Saving cancelled bus services- including Peterborough routes- puts budget pressure on Combined Authority

Budget concerns have been raised after the Combined Authority stepped in to save services axed by Stagecoach.
Watch more of our videos on Shots! 
and live on Freeview channel 276
Visit Shots! now

Concerns have been raised about how the Peterborough and Cambridgeshire Combined Authority can pass a balanced budget after taking on a raft of services cancelled by Stagecoach.

Hide Ad
Hide Ad

The move, which was labelled “unacceptable” by Mayor Nik Johnson, saw the 23 and 24 services between the city centre and Lynchwood and the 29- which links Hampton and the city hospital cancelled in Peterborough.

Stagecoach ended several Peterborough bus services last month.Stagecoach ended several Peterborough bus services last month.
Stagecoach ended several Peterborough bus services last month.

All services have now been retendered to other operators but this has caused the costs of supported bus services to rise by £1.7m for the final five months of the year.

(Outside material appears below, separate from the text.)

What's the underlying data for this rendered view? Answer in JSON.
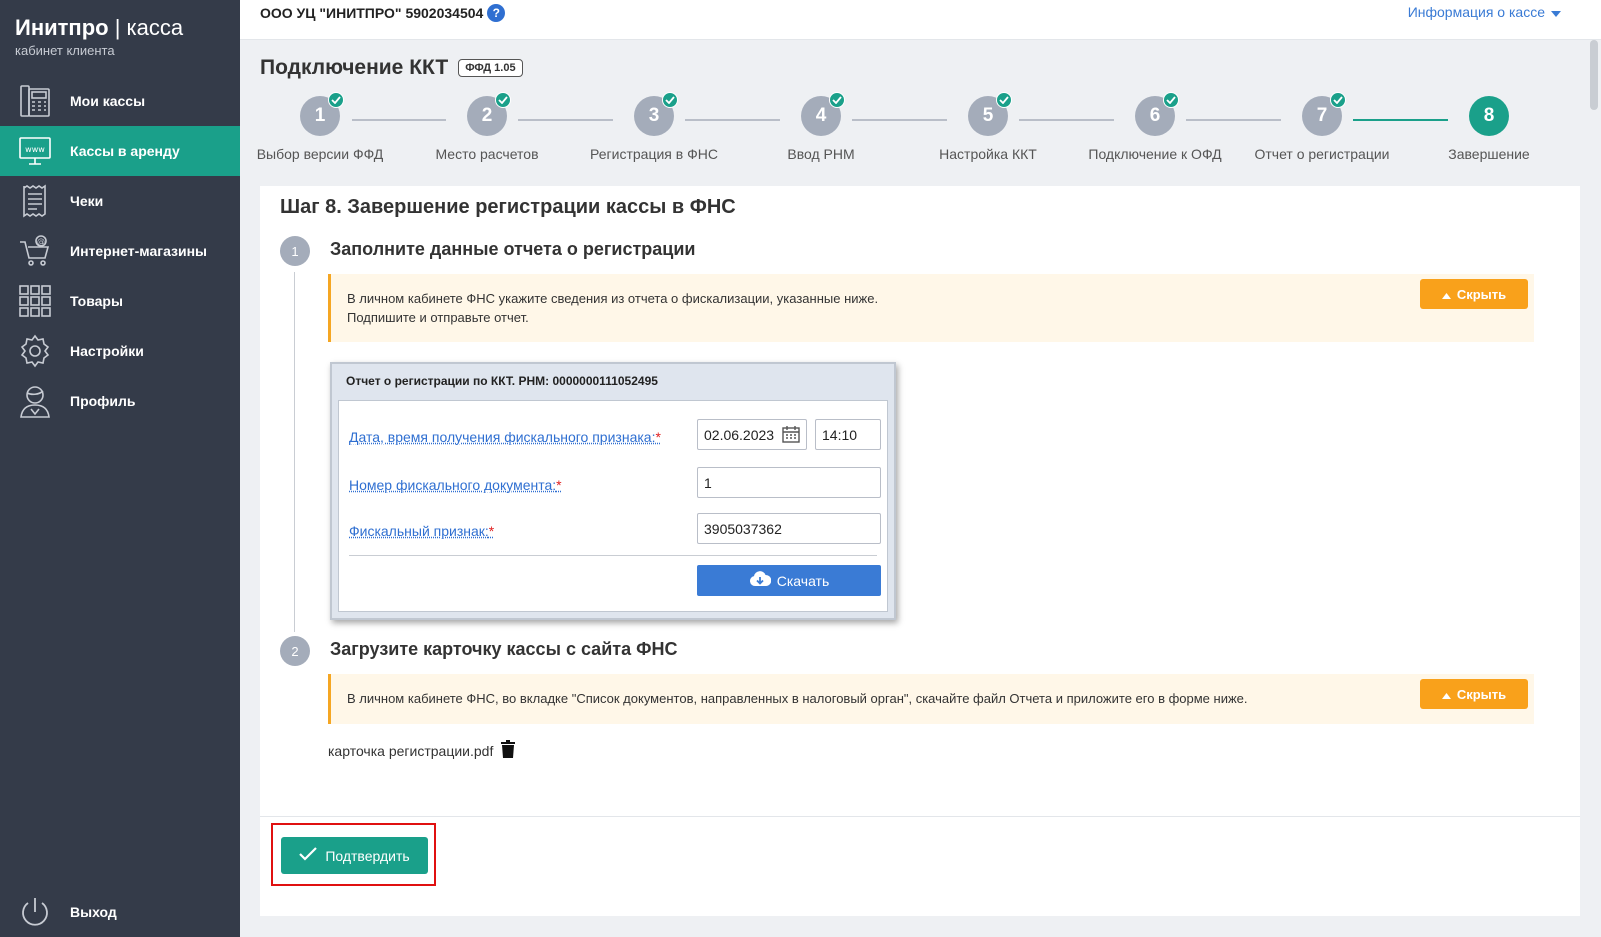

This represents a 50 percent overspend on the £3.4m annual budget.

Combined Authority documents now suggest that delivering the entire network for 2023-24 would cost an estimated £7m, which is double the planned budget of £3.5m

This could rise further, however, given that high inflation carries an increased risk of further service withdrawals by operators.

Hide Ad
Hide Ad

Budget documents state: “The unprecedented pressures arising from supported bus routes have resulted in a potential impact which cannot be met within the existing resources while maintaining a balanced position over the medium term.

"Following the withdrawal of the incumbent operator from a raft of supported bus services, citing unmanageable increases in costs from fuel and petrol alongside cuts in government grant funds, the Combined Authority had to undertake an emergency re-procurement of these routes to avoid significant hardship on residents who rely on them to engage with society.

“To deliver the existing network for the whole of 2023-24 would cost an estimated £7m, double the planned budget of £3.5m.

“This is subject to significant uncertainty both from a funding side, as Central Government grants and policy is as-yet unconfirmed, and in terms of costs, as increased high inflation means there is the prospect of potential further withdrawal of routes by existing operators.”

Hide Ad
Hide Ad

The overview and scrutiny committee has been asked to note the unfunded budget pressure at its next meeting on Monday (November 28).